(Task) The response should consist of the records that follow, repeated exactly.

(Entries supplied)
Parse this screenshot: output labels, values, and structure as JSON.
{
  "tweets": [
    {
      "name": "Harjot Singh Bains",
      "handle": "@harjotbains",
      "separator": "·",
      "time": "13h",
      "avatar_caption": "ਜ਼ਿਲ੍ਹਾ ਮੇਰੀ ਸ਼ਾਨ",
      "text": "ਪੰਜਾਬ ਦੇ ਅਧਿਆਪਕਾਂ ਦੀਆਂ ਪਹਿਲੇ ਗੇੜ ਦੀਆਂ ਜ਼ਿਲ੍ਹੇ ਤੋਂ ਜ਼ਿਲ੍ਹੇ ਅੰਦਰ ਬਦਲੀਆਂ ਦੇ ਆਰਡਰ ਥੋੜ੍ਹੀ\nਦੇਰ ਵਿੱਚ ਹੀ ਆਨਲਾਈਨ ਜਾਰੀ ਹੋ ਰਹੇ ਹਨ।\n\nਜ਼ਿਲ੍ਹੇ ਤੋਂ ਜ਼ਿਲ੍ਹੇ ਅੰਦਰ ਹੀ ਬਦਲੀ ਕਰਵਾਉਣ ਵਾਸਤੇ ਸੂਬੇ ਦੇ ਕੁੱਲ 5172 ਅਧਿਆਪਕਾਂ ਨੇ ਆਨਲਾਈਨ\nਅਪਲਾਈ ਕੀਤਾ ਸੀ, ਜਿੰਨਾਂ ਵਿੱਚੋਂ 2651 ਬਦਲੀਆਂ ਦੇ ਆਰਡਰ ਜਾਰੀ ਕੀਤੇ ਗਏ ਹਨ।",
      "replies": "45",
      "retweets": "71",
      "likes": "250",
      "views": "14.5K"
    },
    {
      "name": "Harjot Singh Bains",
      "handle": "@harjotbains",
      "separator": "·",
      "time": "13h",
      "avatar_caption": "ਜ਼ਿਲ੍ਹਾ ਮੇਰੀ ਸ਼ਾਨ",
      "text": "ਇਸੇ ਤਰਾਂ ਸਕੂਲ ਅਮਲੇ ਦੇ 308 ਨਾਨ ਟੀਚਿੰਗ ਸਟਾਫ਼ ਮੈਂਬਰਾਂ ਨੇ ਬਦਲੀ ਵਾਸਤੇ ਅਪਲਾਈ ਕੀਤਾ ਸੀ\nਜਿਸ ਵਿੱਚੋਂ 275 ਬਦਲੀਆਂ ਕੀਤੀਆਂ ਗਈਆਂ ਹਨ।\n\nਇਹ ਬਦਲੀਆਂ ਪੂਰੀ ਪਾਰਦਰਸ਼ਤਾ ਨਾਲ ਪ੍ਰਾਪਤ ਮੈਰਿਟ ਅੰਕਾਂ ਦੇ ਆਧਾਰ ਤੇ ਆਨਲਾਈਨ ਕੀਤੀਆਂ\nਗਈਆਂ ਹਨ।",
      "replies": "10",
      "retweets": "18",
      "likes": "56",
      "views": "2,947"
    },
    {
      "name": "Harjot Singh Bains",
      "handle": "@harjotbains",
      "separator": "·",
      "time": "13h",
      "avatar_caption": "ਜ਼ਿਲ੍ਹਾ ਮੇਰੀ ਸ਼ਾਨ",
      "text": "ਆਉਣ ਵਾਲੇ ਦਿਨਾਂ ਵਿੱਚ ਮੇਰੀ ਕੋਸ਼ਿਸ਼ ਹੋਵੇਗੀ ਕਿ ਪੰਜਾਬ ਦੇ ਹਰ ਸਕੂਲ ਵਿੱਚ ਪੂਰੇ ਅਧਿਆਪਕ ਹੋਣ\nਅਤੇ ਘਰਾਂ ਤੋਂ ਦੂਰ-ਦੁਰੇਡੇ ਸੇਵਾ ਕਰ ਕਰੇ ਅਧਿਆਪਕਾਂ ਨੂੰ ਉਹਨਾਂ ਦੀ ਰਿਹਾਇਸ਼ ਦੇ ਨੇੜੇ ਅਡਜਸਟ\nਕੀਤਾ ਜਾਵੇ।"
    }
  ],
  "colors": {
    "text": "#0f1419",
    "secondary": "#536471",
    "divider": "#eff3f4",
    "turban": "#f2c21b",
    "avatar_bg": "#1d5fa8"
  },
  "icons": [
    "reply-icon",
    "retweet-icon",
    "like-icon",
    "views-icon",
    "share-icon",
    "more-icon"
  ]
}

(Answer below)
Parse this screenshot: output labels, values, and structure as JSON.
{
  "tweets": [
    {
      "name": "Harjot Singh Bains",
      "handle": "@harjotbains",
      "separator": "·",
      "time": "13h",
      "avatar_caption": "ਜ਼ਿਲ੍ਹਾ ਮੇਰੀ ਸ਼ਾਨ",
      "text": "ਪੰਜਾਬ ਦੇ ਅਧਿਆਪਕਾਂ ਦੀਆਂ ਪਹਿਲੇ ਗੇੜ ਦੀਆਂ ਜ਼ਿਲ੍ਹੇ ਤੋਂ ਜ਼ਿਲ੍ਹੇ ਅੰਦਰ ਬਦਲੀਆਂ ਦੇ ਆਰਡਰ ਥੋੜ੍ਹੀ\nਦੇਰ ਵਿੱਚ ਹੀ ਆਨਲਾਈਨ ਜਾਰੀ ਹੋ ਰਹੇ ਹਨ।\n\nਜ਼ਿਲ੍ਹੇ ਤੋਂ ਜ਼ਿਲ੍ਹੇ ਅੰਦਰ ਹੀ ਬਦਲੀ ਕਰਵਾਉਣ ਵਾਸਤੇ ਸੂਬੇ ਦੇ ਕੁੱਲ 5172 ਅਧਿਆਪਕਾਂ ਨੇ ਆਨਲਾਈਨ\nਅਪਲਾਈ ਕੀਤਾ ਸੀ, ਜਿੰਨਾਂ ਵਿੱਚੋਂ 2651 ਬਦਲੀਆਂ ਦੇ ਆਰਡਰ ਜਾਰੀ ਕੀਤੇ ਗਏ ਹਨ।",
      "replies": "45",
      "retweets": "71",
      "likes": "250",
      "views": "14.5K"
    },
    {
      "name": "Harjot Singh Bains",
      "handle": "@harjotbains",
      "separator": "·",
      "time": "13h",
      "avatar_caption": "ਜ਼ਿਲ੍ਹਾ ਮੇਰੀ ਸ਼ਾਨ",
      "text": "ਇਸੇ ਤਰਾਂ ਸਕੂਲ ਅਮਲੇ ਦੇ 308 ਨਾਨ ਟੀਚਿੰਗ ਸਟਾਫ਼ ਮੈਂਬਰਾਂ ਨੇ ਬਦਲੀ ਵਾਸਤੇ ਅਪਲਾਈ ਕੀਤਾ ਸੀ\nਜਿਸ ਵਿੱਚੋਂ 275 ਬਦਲੀਆਂ ਕੀਤੀਆਂ ਗਈਆਂ ਹਨ।\n\nਇਹ ਬਦਲੀਆਂ ਪੂਰੀ ਪਾਰਦਰਸ਼ਤਾ ਨਾਲ ਪ੍ਰਾਪਤ ਮੈਰਿਟ ਅੰਕਾਂ ਦੇ ਆਧਾਰ ਤੇ ਆਨਲਾਈਨ ਕੀਤੀਆਂ\nਗਈਆਂ ਹਨ।",
      "replies": "10",
      "retweets": "18",
      "likes": "56",
      "views": "2,947"
    },
    {
      "name": "Harjot Singh Bains",
      "handle": "@harjotbains",
      "separator": "·",
      "time": "13h",
      "avatar_caption": "ਜ਼ਿਲ੍ਹਾ ਮੇਰੀ ਸ਼ਾਨ",
      "text": "ਆਉਣ ਵਾਲੇ ਦਿਨਾਂ ਵਿੱਚ ਮੇਰੀ ਕੋਸ਼ਿਸ਼ ਹੋਵੇਗੀ ਕਿ ਪੰਜਾਬ ਦੇ ਹਰ ਸਕੂਲ ਵਿੱਚ ਪੂਰੇ ਅਧਿਆਪਕ ਹੋਣ\nਅਤੇ ਘਰਾਂ ਤੋਂ ਦੂਰ-ਦੁਰੇਡੇ ਸੇਵਾ ਕਰ ਕਰੇ ਅਧਿਆਪਕਾਂ ਨੂੰ ਉਹਨਾਂ ਦੀ ਰਿਹਾਇਸ਼ ਦੇ ਨੇੜੇ ਅਡਜਸਟ\nਕੀਤਾ ਜਾਵੇ।"
    }
  ],
  "colors": {
    "text": "#0f1419",
    "secondary": "#536471",
    "divider": "#eff3f4",
    "turban": "#f2c21b",
    "avatar_bg": "#1d5fa8"
  },
  "icons": [
    "reply-icon",
    "retweet-icon",
    "like-icon",
    "views-icon",
    "share-icon",
    "more-icon"
  ]
}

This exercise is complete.